Facility will provide carbon-iber parts for production vehicles
McLaren held an opening ceremony for its new Carbon Composites Technology Center in Sheffield, United Kingdom, where a light show greeted guests before a McLaren Senna began doing donuts as part of the facility’s “christening.” Alongside the new Senna was the McLaren MP4/5 Formula 1 race car from 1989, the vehicle in which the late Ayrton Senna racked up six wins that same year.
This event gave a first look at the automaker’s new facility, which will be the first outside of its hometown of Surrey in the U.K. There are already 40 employees working for McLaren in Sheffield and are currently based out of the Advanced Manufacturing Research Center at the University of Sheffield to create the lightweight carbon-fiber monocoque used in the automaker’s sports cars.
When it becomes fully operational, the McLaren Carbon Composites Technology Center will have around 200 employees.

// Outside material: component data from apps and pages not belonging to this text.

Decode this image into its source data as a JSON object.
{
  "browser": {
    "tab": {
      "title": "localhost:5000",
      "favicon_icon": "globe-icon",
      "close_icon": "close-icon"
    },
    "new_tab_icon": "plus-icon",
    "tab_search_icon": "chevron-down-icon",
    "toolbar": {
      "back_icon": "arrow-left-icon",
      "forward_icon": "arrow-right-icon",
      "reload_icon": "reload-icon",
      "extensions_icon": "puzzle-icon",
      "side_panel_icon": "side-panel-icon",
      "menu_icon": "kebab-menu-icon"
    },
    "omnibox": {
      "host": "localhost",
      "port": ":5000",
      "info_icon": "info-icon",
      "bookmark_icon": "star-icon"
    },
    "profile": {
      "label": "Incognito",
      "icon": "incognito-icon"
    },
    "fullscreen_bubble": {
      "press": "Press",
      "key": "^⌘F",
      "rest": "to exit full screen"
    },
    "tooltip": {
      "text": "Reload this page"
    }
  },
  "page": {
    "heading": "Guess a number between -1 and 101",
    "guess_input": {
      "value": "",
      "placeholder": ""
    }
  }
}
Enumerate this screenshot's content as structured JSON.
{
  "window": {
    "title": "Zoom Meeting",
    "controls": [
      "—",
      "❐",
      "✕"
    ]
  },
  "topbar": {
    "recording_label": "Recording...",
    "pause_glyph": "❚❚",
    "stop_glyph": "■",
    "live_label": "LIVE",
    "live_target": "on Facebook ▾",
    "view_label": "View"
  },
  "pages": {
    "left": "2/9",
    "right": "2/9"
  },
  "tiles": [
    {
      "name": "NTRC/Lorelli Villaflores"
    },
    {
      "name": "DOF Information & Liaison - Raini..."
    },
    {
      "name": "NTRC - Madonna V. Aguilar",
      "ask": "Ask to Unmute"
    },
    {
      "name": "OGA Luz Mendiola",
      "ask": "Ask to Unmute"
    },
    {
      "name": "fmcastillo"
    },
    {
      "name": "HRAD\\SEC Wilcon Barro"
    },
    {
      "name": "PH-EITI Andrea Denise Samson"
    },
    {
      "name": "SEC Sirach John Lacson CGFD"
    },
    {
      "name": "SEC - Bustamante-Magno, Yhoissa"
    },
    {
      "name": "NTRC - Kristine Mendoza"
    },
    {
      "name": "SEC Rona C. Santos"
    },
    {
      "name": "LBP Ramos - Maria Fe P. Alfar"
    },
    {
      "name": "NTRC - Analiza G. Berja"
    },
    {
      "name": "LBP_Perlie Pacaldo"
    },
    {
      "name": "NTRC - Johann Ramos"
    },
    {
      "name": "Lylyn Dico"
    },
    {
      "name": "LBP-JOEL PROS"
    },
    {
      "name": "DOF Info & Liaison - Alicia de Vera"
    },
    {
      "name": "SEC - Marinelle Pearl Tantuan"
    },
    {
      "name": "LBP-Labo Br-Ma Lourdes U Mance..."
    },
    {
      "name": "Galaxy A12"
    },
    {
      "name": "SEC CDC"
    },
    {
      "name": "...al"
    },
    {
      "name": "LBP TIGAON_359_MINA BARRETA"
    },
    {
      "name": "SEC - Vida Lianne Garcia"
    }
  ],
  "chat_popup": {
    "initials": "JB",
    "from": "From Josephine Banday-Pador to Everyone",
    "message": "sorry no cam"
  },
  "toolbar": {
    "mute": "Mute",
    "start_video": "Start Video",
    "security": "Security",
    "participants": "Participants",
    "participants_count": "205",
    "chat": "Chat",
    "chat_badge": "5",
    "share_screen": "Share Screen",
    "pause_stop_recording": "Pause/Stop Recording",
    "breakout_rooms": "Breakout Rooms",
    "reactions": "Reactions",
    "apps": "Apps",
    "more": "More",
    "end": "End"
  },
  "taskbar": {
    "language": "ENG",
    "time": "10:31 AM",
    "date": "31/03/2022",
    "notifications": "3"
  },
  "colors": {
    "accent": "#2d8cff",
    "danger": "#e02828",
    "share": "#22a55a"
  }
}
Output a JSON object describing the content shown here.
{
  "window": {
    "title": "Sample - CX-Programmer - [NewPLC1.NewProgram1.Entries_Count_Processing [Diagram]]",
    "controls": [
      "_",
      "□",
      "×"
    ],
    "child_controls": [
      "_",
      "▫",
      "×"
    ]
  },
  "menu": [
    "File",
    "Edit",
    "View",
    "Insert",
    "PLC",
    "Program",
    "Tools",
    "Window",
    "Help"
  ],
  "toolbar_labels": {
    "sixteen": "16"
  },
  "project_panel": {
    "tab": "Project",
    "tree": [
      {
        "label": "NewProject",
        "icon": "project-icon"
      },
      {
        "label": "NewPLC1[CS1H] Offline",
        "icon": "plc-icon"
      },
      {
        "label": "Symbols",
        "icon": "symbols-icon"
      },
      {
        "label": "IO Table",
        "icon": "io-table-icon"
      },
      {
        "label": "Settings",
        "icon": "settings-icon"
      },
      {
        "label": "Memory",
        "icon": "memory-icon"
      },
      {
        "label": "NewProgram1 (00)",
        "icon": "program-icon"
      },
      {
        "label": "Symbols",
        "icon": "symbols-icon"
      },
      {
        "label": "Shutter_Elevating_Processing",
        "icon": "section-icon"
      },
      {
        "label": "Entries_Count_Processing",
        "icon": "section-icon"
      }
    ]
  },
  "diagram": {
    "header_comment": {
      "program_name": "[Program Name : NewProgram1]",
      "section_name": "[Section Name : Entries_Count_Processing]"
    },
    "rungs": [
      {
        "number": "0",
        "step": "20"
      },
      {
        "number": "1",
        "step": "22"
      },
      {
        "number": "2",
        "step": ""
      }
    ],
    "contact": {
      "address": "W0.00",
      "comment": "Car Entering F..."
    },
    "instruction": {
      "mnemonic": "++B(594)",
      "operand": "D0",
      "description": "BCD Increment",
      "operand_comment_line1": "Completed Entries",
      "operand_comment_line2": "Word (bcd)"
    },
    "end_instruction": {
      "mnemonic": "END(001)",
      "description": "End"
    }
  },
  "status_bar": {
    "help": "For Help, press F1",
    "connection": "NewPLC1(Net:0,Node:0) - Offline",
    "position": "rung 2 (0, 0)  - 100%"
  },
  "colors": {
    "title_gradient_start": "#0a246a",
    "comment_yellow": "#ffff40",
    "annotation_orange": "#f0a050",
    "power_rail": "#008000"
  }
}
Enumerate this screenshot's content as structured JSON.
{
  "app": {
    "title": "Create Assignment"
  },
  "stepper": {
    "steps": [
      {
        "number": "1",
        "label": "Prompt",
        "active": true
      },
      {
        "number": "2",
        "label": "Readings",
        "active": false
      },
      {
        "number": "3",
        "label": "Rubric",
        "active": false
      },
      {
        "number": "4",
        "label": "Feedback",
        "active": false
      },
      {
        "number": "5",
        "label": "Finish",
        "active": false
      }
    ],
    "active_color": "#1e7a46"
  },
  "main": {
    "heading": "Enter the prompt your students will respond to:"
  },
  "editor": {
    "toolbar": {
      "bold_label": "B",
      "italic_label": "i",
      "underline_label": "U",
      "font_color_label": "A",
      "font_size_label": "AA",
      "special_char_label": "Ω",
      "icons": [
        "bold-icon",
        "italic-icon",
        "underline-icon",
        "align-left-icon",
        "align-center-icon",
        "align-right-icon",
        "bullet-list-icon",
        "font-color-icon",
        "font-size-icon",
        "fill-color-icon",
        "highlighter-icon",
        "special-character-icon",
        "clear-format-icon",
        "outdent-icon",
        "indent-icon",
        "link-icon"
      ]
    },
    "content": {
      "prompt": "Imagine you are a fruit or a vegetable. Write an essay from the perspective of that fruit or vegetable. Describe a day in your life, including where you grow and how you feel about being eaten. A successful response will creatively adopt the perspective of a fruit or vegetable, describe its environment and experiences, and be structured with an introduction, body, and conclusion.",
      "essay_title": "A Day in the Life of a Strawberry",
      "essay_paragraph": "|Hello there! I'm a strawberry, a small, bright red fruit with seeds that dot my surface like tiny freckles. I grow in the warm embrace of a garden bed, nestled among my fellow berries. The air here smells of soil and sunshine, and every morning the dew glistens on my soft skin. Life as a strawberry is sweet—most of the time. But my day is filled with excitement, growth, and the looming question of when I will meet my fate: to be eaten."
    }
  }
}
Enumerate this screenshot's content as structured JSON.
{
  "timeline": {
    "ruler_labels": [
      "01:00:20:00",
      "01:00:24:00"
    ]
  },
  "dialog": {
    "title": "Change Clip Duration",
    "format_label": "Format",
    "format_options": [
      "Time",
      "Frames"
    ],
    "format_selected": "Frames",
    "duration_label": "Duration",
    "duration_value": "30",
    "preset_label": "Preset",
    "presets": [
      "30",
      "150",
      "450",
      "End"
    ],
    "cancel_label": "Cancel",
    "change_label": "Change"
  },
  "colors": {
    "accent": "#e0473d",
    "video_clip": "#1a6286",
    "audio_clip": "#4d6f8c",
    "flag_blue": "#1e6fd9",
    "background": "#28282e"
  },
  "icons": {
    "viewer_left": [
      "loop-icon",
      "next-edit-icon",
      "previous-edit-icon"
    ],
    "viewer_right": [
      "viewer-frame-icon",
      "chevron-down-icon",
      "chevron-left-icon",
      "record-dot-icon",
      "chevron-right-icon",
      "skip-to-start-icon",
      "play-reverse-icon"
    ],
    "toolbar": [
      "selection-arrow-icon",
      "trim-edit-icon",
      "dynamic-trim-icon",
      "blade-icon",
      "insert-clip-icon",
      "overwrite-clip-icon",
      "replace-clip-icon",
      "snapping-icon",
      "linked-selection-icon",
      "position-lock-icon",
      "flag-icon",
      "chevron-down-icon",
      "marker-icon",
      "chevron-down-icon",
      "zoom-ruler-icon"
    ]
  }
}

The opening of the new facility coincides with McLaren continuing to develop its own lightweight bodies, which will be used alongside its hybrid systems to improve performance while still meeting tightening emissions standards across the globe. Its ambitious Track22 plan will see half of the automaker’s vehicles utilize hybrid powertrains by 2022. McLaren originally introduced carbon fiber as part of its Formula 1 race car chassis in 1981.
The McLaren Senna is the latest in the automaker’s Ultimate Series line. It will feature a Monocage III carbon-fiber monocoque, which allows it to weigh in well below 3,000 pounds (1,360 kg). Powering the McLaren Senna will be a 4.0-liter twin-turbo V-8 making 789 hp and 590 lb-ft of torque paired to a seven-speed twin-clutch automatic transmission.